At 52 years old, the former jug has not gone viral for several years. However, he still lives in the Rouen region, where it has rained and shone, as a player or manager (sometimes both at the same time) in the Huskies kit.
“He is our Zidane,” Huskies president Xavier Rolland said, referring to the famous French footballer.
Roy in particular saw that number 21 was withdrawn by the Huskies’ organization, in 2004, when he took what was his first retirement as a player. However, the Quebecer, who was diagnosed with testicular cancer in August 2007, returned to emotional play afterwards after examinations ended in complete remission.
“It’s a big challenge, as a 40-year-old, to get back to baseball, and there was a lot of emotion after what I had been through,” said Roy.
Success with the Canadian team
If his memories of baseball are innumerable in France, with several Huskies championships and many appearances in the European Cup, Quebecer willingly looks back on his past in North America when he was very young.
“I have fond memories of the 1987 Junior World Championships in Windsor [Ontario]. I was on the Canadian team when we won the bronze medal, Roy remembers. Maybe my career highlight was getting Fred McGriff and Tony Fernandez out on the bat in a preseason match between the junior team and the Toronto Blue Jays. This match took place in Regina at the Saskatchewan Roughriders football stadium. ”
Roy, who also attended the renowned Chipola College in Florida, hoped to one day reach major league baseball. However, some injuries thwarted his plans.

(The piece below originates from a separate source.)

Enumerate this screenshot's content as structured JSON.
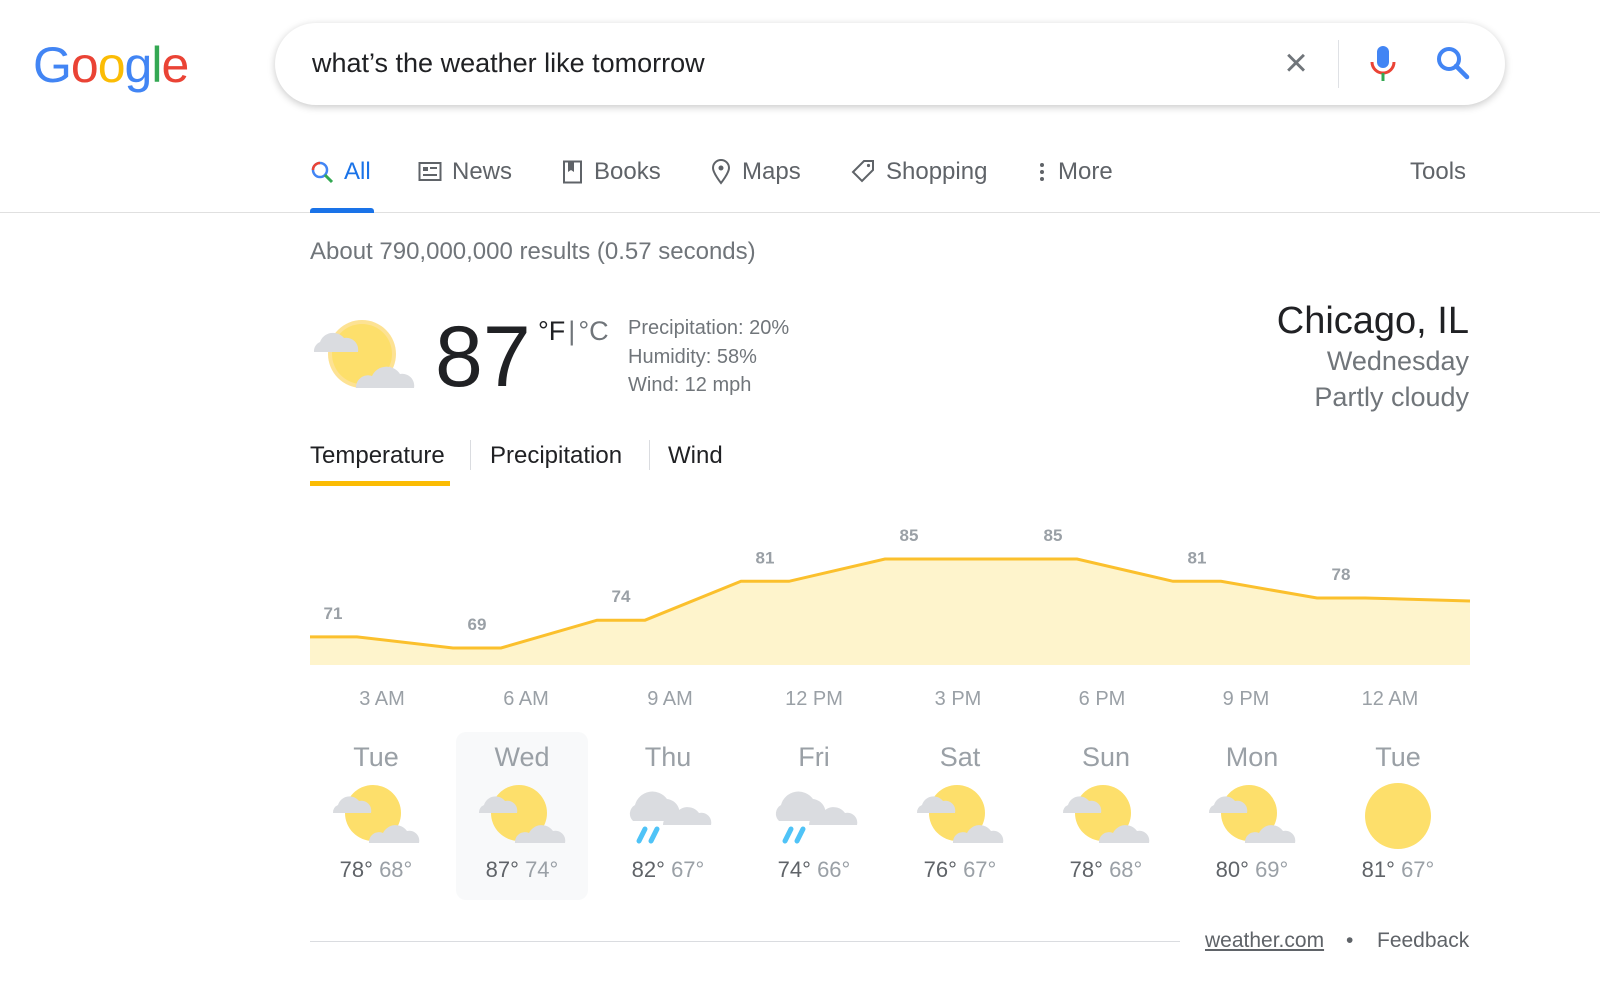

“When I went to France in 1991, I was challenged to think about studies and work,” he explained. I wanted to have a human experience that allowed me to continue playing baseball. I immediately felt good in France, and that’s how I decided to come back the following year, in 1992, never to go again … I lived a little in chess and galley in France, but there has been good development in baseball over the years. ”
Roy took an active part in it by getting involved in the French baseball association.
His son with the Mariners
On a personal level, Roy has four children: Alexandre (26 years), Quentin (21 years), Antoine (14 years) without forgetting the youngest Mattis (4 years), from a second marriage. A sign that French baseball has experienced some progress, the elder Alexandre spent three years in the subsidiaries of the Seattle Mariners, from 2012 to 2014, after being recruited during a camp organized by the baseball major in Italy.
“Sometimes we say to ourselves that we did a little opposite way him and me,” emphasizes the father and laughs. Today I am the operations director for the store chain Action, which is somewhat similar to Dollarama in Europe. If I had been told 30 years ago that I would live in France and earn a living in a Dutch company, I would not have believed it. “